The Q value of antennas For antennas, the Q factor is calculated from the relation of the center frequency to the antenna bandwidth. Where the center frequency can be calculated from the average of the upper and lower cutoff frequency. Q = fc/(f2-f1), with fc as center frequency, f1 as lower cutoff frequency and f2 as upper cutoff frequency. The larger the Q value the more narrowband and the lower the Q value the more broadband antennas are.

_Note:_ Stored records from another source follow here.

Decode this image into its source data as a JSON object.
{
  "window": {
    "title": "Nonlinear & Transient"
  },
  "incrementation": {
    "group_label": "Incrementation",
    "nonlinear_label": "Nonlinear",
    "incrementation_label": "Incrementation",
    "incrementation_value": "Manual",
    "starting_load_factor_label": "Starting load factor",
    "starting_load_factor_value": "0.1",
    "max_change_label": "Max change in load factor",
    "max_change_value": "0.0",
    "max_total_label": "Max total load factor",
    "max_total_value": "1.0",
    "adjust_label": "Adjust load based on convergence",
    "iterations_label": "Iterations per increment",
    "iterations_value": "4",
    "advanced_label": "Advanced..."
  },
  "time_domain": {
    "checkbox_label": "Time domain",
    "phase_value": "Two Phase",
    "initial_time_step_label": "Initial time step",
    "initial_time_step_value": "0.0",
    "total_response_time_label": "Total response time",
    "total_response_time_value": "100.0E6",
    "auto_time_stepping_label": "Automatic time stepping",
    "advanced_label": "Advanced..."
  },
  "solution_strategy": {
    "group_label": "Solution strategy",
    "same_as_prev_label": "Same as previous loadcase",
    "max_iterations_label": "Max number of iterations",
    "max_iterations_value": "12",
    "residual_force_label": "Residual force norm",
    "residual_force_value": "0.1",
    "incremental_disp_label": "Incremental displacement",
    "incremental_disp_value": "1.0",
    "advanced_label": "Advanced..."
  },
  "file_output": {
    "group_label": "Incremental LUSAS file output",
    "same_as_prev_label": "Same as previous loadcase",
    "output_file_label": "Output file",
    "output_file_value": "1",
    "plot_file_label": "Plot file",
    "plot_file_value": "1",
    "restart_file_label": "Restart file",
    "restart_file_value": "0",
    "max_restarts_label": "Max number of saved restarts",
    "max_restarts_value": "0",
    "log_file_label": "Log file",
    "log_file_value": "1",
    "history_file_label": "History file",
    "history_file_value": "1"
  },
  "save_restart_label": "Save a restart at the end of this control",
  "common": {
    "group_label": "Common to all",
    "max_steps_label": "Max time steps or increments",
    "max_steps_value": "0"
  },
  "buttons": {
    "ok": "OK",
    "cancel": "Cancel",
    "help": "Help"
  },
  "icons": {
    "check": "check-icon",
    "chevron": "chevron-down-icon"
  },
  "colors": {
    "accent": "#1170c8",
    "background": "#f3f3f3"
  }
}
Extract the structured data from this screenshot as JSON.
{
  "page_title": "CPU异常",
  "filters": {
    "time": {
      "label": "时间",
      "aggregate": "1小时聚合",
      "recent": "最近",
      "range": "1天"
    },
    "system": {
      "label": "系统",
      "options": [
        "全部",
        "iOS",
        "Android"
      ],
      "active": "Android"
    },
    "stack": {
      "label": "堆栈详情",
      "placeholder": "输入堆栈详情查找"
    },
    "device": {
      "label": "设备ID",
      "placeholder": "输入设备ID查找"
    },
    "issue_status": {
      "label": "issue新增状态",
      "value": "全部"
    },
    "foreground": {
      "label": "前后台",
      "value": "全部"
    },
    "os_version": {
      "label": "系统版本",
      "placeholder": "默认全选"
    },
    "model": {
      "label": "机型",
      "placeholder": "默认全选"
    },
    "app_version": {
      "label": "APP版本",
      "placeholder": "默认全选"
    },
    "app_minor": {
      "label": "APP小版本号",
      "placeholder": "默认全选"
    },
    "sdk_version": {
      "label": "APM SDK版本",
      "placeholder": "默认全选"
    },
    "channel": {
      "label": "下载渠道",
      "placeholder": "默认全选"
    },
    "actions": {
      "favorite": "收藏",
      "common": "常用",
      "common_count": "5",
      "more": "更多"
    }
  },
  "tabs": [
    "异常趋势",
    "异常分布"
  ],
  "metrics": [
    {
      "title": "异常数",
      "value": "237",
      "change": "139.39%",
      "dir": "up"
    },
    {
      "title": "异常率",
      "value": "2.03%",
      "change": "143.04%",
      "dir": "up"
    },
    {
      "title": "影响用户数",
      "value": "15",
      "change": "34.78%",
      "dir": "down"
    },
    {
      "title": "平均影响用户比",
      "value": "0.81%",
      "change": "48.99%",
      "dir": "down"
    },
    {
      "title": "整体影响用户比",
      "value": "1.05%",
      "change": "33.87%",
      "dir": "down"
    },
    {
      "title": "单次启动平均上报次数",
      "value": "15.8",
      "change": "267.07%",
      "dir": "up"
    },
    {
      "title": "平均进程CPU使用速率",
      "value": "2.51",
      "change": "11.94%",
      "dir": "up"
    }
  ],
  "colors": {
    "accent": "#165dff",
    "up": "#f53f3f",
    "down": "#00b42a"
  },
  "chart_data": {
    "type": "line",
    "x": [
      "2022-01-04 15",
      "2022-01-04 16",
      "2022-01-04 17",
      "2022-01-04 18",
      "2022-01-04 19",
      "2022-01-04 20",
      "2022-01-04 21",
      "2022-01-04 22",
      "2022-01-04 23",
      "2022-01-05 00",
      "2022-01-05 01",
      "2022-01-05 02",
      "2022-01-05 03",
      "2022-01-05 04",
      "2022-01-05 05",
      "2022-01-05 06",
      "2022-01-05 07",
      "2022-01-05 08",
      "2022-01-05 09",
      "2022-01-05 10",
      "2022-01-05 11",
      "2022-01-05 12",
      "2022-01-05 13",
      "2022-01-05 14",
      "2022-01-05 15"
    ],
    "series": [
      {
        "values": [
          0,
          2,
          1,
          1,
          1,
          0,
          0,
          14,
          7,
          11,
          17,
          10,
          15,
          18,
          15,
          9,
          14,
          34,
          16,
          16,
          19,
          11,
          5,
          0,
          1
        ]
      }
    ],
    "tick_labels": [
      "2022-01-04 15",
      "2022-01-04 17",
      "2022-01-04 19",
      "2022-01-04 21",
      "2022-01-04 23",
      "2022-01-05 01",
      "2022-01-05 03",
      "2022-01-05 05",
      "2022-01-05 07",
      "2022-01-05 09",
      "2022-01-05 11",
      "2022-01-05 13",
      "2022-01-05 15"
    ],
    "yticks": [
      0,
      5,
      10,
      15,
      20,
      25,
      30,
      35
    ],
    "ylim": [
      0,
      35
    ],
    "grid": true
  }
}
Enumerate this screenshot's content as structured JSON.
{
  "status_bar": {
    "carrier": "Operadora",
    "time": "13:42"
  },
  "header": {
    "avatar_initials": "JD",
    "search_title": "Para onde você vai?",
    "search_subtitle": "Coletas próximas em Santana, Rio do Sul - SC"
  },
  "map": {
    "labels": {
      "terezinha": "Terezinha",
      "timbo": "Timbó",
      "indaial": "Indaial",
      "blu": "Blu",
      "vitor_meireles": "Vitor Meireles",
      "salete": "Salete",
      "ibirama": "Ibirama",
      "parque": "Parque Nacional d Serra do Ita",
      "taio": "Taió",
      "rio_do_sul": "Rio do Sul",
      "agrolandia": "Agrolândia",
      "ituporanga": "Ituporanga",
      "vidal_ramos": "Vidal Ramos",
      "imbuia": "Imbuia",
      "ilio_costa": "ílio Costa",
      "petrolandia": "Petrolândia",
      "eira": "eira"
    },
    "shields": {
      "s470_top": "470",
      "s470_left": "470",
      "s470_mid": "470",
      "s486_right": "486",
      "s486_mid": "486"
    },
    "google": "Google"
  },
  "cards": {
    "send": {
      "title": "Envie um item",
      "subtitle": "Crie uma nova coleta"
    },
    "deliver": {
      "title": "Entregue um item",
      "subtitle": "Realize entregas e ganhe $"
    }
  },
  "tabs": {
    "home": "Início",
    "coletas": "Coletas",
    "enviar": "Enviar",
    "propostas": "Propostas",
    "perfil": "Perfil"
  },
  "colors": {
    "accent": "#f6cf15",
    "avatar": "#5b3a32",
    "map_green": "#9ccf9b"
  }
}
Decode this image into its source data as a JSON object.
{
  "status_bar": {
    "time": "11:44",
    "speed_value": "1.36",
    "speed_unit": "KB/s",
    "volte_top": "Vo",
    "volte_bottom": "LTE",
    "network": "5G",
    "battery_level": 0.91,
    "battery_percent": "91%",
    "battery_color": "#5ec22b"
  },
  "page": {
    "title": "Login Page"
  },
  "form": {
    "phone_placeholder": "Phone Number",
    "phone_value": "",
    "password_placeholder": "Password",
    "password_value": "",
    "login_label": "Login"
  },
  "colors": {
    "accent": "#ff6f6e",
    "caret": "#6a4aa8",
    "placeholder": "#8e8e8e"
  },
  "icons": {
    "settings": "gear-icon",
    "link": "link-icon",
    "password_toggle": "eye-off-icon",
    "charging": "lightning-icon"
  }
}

The quality factor for the evaluation of loudspeaker chassisIn acoustics, the term quality factor is also used in connection with loudspeaker chassis. The quality factor is a measure for the membrane damping, which is used in the calculation of the loudspeaker cabinet. A distinction is made between four different quality factors: Qes indicates the electrical damping of the loudspeaker caused by the voice coil in the magnetic field. The Qes quality factor results from the quotient of the loudspeaker impedance at its resonance frequency to the ohmic resistance of the voice coil. Qms is the mechanical Q factor caused by friction at the centering diaphragm. The Qms value describes the ratio of an increased diaphragm excursion to the normal diaphragm excursion. ms is the resonating medium measure. Qtc is the overall quality that results when a loudspeaker chassis is installed in a loudspeaker cabinet. Due to the spring stiffness of the air, the Qtc quality is higher than the free air quality (Qts) and essentially determines the sound quality of the loudspeaker. Qts is the Q-factor that reflects the damping behavior of the loudspeaker. This Q-factor is made up of the sum of the electrical and mechanical qualities and is also referred to as the free-air quality. It is directly included in the enclosure quality. The Qts factor is calculated from: Qts = (Qms * Qes)/(Qms + Qes).In practice, a Q value is specified. It plays an important role for the reproduction quality. It can be between 0 and 2. The lower the Q-value, the better the behavior towards transient signals, but the speaker cabinet is larger and limited at higher frequencies. A Q value of 0.5 is considered optimally damped. If a speaker cabinet has one of 0.7, then it has no pronounced peaks in the frequency response.